During a national address on Sunday night, president Cyril Ramaphosa announced that some Covid-19 regulations have been amended and the country has moved to adjusted lockdown level 3 with immediate effect.
“We have largely passed the peak of the third wave of infections, although there are areas in the country where we still need to be concerned because the rates of infections have not yet shown signs of decline,” Ramaphosa said, adding that the lockdown regulations that have been in effect over the past 28 days have largely been effective in curbing the spread of the deadly virus.
Not out of the woods
While the move to a lower lockdown level is positive, it does not mean that South Africa is out of the woods yet, he said.
“The average number of daily new infections over the last week was around 12 000 new infections a day, which represents a 20% drop from the previous week. In the last two weeks, the number of new infections in Gauteng, which has been the epicentre of the third wave, has been steadily declining.”
Despite the drop in the infection rate, he has sounded the alarm regarding Covid-19 in several provinces: “Daily new infections in the Western Cape, Eastern Cape and KwaZulu-Natal continue to rise. There has also been a concerning rise in infections in the Northern Cape after a period of relative stability,” Ramaphosa added.
This wave of infections continues to be driven by the Delta variant of the virus.

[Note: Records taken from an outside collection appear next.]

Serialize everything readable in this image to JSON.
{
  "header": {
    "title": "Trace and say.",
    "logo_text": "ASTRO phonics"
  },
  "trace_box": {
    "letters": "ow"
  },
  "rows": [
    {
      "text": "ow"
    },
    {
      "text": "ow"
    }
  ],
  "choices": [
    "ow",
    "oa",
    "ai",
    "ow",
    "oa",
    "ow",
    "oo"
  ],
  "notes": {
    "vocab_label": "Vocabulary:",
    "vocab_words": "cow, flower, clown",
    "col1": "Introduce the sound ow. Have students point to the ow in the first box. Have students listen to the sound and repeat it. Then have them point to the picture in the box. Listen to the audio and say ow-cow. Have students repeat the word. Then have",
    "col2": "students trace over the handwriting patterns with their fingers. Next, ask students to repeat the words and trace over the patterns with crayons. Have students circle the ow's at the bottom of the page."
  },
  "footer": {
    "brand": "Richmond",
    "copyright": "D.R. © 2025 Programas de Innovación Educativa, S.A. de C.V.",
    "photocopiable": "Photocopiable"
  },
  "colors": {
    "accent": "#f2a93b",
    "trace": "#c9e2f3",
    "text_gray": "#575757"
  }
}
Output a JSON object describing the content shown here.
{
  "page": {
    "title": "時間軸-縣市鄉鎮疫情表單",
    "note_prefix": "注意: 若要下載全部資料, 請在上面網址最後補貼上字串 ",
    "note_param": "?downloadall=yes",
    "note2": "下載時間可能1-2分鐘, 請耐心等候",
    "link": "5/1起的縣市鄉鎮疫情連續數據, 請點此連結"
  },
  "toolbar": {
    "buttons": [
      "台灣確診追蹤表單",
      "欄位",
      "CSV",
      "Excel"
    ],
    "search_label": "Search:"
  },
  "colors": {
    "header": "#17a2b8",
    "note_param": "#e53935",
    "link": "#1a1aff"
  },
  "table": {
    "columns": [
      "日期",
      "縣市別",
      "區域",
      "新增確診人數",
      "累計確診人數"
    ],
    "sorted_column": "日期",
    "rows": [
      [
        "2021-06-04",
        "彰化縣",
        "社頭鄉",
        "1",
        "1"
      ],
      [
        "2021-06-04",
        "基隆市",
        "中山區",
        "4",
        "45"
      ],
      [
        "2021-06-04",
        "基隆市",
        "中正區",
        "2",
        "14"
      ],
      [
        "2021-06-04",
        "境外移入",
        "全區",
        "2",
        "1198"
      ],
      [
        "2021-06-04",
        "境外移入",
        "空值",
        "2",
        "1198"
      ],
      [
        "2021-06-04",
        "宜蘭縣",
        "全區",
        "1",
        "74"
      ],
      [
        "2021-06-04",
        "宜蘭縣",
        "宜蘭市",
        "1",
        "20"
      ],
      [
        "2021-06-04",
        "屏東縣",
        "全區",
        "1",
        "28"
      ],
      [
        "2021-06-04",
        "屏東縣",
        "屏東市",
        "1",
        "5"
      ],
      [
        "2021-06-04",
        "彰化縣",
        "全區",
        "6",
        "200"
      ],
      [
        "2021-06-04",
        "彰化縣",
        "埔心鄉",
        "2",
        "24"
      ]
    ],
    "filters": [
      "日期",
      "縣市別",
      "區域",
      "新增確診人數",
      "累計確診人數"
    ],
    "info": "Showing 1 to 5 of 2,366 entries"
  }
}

New Covid-19 infections are on a downward trend. Hospitalisations and deaths, however, are still worryingly high. Over the past week, cases, testing, test positivity and hospitalisations have dropped by 19%, 9%, 11% and 7%, respectively, while Covid-19-related deaths are up by 11%.
Amended regulations under lockdown level 3:
The curfew starts at 10pm and ends at 4am;
The ban on the sale of alcohol has been lifted. The sale of alcohol for off-site consumption will be permitted between 10am and 6pm Monday to Thursday.
Restaurants may serve alcohol on site until 8pm.
Leisure travel to and from Gauteng is permitted.
Non-essential establishments such as restaurants, bars, taverns and fitness centres can reopen, but must close by 8pm to allow staff to travel home before curfew.
Gatherings are restricted to 100 people outdoors and 50 people indoors, alternatively 50% of the venue capacity to ensure adequate social distancing.
As of Sunday, South Africa had recorded at total of 2 377 823 Covid-19 infections, and 69 775 deaths.
The country’s Covid-19 vaccine roll-out has gained momentum in recent weeks, Ramaphosa said.
“Our vaccination campaign has made huge strides. We are now administering 240 000 vaccines every weekday,” he said, adding that he wanted the figure to reach 300 000 a day, including weekends.
The president also announced that people between the ages of 18 and 34 will be eligible for vaccination from September 1.
In the past 24 hours, 20 392 vaccinations have been recorded. This is up from 16 351 last Sunday. To date, a total 6 384 482 Covid-19 vaccine doses have been administered. The number of adults fully vaccinated in South Africa is 2 311 559. That’s 5.8% of the country’s population.
Ramaphosa placed an emphasis on rebuilding businesses following the recent looting and riots.
“Law and order will be maintained. There will be further arrests, particularly of those who conceptualised, planned and executed these actions that led to so much destruction and loss of life. No stone will be left unturned,” Ramaphosa insisted.
Meanwhile, the R350 Covid-19 relief grant will be reinstated until the end of March 2022 as the country continues to grapple with the economic impact of the pandemic and the riots.
“This has been made possible by the slight improvement we have seen in our revenue collection. We are expanding the number of people who are eligible for this grant by allowing unemployed caregivers who currently receive a child support grant to apply,” Ramaphosa added.
Further details about the reinstatement of the grant are expected to be communicated in due course.